Data for the task:
= = = = = = =

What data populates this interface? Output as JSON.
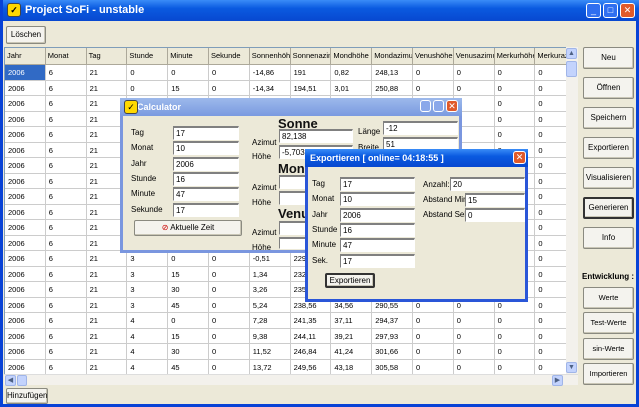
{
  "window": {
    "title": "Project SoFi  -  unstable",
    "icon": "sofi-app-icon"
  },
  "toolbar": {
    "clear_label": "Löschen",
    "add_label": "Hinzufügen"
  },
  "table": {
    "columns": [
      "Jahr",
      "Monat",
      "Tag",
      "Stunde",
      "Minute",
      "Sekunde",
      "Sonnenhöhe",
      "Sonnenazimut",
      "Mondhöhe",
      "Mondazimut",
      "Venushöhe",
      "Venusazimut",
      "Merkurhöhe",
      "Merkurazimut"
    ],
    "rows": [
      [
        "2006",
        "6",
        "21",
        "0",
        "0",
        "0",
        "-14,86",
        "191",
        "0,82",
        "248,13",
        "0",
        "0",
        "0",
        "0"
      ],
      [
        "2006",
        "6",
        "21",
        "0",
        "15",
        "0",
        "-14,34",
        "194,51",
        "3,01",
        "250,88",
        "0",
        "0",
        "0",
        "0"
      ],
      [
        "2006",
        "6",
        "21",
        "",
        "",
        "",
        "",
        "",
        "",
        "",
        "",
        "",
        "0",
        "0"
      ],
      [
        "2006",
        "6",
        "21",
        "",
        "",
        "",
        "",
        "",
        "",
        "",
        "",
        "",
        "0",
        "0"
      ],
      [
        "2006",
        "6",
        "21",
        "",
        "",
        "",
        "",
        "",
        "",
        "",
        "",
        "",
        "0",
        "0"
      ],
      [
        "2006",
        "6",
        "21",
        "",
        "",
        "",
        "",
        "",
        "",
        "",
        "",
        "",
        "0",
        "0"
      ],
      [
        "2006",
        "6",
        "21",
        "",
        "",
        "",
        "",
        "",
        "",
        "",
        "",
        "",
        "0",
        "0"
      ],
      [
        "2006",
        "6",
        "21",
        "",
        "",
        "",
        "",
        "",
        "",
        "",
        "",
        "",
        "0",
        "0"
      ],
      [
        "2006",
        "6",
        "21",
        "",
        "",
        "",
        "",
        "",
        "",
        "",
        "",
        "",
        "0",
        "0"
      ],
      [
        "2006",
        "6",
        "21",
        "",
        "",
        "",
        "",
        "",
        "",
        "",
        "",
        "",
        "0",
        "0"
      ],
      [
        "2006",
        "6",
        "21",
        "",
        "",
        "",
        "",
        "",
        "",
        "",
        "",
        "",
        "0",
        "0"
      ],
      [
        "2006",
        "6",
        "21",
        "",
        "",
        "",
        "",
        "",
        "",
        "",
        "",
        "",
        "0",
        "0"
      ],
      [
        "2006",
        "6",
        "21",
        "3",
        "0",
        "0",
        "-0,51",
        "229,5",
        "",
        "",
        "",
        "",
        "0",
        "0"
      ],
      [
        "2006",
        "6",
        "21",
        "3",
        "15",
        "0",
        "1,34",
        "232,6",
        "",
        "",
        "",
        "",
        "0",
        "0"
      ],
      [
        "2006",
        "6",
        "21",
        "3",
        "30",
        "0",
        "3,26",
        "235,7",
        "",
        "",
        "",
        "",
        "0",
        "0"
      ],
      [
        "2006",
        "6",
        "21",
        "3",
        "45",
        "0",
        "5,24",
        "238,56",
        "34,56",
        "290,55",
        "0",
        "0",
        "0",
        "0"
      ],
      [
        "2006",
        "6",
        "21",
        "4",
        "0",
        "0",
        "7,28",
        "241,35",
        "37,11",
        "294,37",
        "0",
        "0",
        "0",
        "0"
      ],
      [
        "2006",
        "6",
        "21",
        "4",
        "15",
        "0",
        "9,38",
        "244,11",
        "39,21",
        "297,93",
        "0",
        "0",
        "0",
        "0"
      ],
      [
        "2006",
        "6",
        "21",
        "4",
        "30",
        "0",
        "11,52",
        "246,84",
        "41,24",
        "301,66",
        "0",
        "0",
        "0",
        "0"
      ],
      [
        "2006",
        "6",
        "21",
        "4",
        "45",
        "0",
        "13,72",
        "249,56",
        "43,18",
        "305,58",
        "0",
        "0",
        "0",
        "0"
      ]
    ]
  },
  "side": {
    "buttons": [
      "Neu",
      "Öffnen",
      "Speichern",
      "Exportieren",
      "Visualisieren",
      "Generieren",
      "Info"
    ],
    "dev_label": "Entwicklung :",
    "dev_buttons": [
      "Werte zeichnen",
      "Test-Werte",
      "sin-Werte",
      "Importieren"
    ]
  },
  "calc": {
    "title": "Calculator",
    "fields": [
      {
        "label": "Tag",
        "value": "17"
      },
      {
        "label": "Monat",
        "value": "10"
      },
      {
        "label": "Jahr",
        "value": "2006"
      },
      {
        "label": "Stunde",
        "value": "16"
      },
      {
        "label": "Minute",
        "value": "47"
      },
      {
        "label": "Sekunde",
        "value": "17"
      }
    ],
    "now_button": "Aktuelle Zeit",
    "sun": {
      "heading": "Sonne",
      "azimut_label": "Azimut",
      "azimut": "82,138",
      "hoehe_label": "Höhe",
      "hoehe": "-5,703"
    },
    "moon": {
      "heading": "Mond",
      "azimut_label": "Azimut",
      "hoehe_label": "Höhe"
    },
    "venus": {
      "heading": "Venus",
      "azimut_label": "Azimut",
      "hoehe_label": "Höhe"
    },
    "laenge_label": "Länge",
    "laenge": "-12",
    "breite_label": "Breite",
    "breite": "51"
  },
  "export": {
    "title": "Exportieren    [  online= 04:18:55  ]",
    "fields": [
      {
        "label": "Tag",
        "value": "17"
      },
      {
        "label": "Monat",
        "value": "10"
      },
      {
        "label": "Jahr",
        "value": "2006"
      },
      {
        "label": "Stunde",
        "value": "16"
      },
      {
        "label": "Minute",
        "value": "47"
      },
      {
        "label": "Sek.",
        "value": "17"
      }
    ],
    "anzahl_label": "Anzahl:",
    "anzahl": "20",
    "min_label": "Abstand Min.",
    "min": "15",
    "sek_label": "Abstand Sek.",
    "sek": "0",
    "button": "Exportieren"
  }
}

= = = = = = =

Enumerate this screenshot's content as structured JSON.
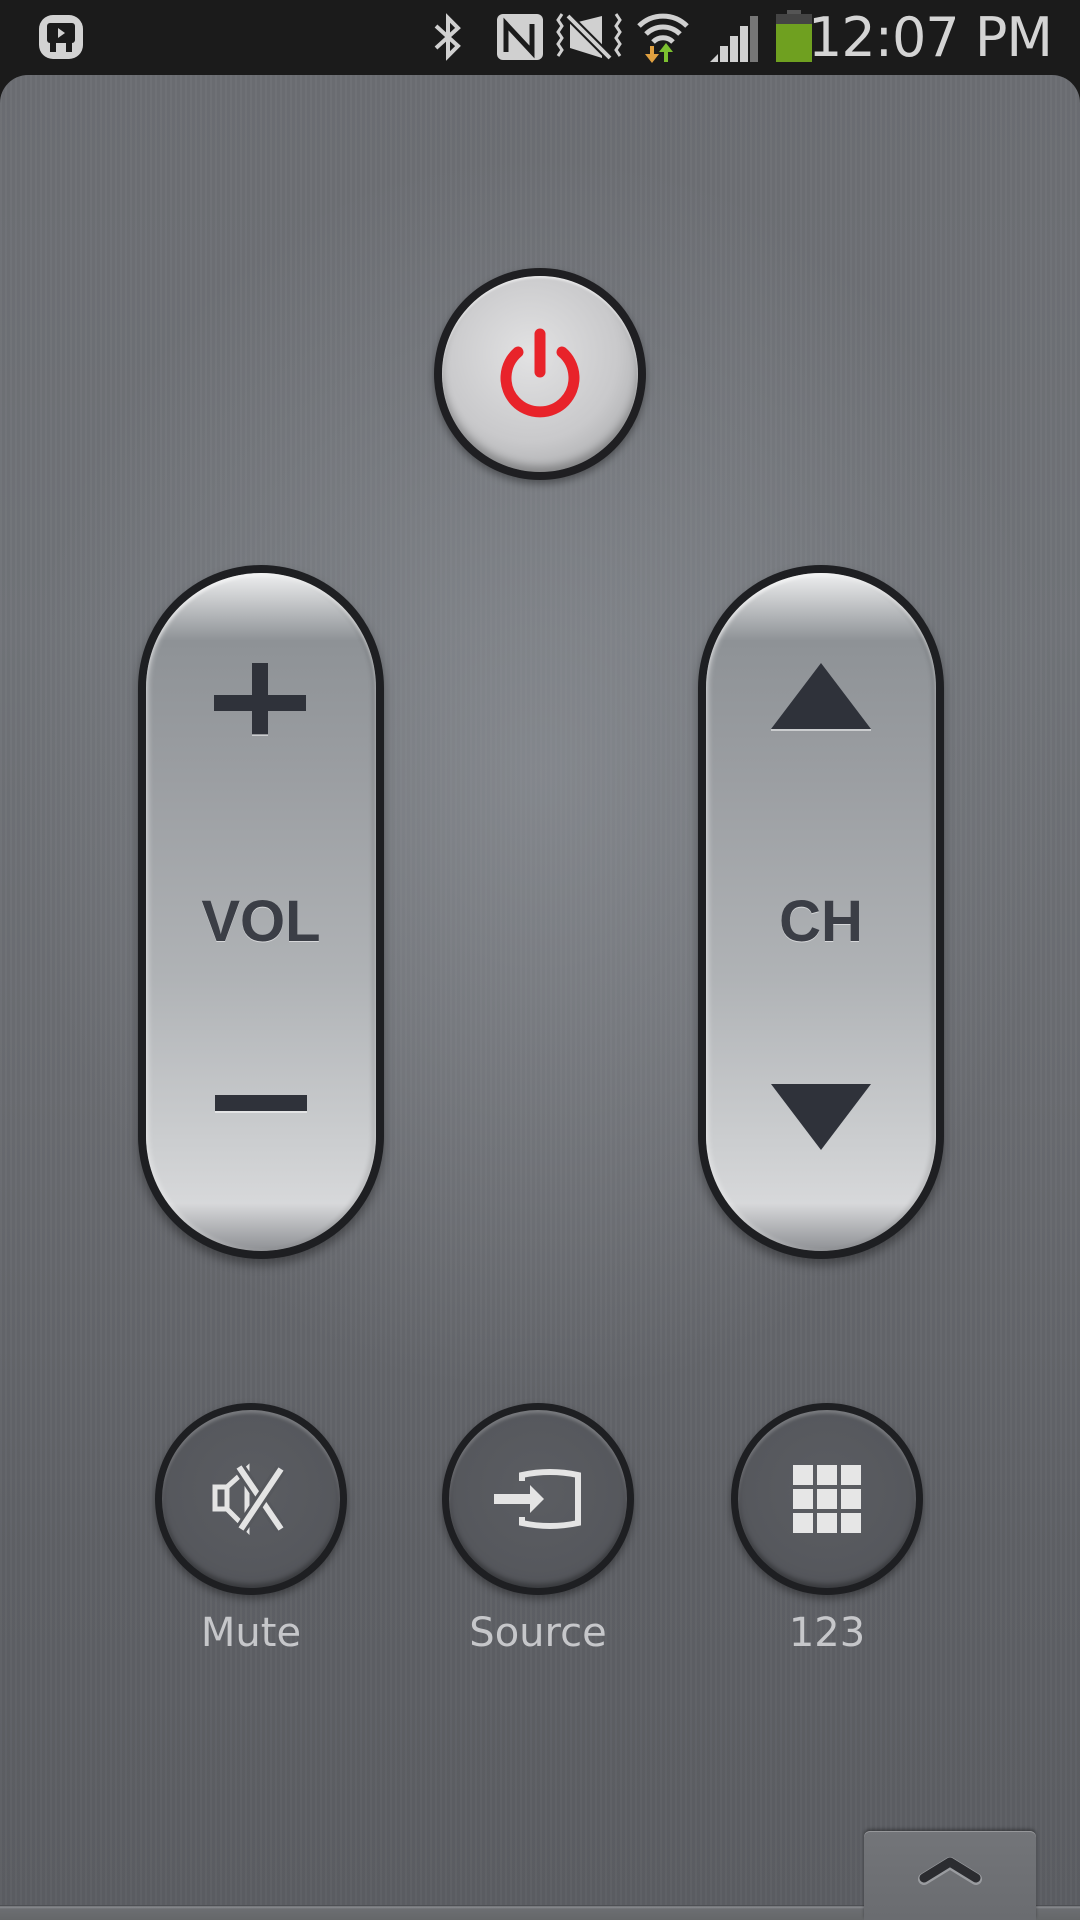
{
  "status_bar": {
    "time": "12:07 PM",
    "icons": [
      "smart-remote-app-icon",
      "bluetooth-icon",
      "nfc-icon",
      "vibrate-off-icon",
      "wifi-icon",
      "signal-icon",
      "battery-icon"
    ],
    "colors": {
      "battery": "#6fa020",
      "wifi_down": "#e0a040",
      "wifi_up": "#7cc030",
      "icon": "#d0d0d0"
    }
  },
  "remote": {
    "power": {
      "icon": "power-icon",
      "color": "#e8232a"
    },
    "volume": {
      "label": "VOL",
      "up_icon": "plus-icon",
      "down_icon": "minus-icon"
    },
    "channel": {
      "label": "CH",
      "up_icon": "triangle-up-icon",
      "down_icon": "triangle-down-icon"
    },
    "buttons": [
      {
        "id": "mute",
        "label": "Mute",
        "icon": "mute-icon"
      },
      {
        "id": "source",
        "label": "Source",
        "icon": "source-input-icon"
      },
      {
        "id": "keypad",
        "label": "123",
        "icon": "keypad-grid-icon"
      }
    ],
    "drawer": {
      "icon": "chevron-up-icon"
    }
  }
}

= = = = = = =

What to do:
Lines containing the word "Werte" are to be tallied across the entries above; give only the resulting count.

The answer:
3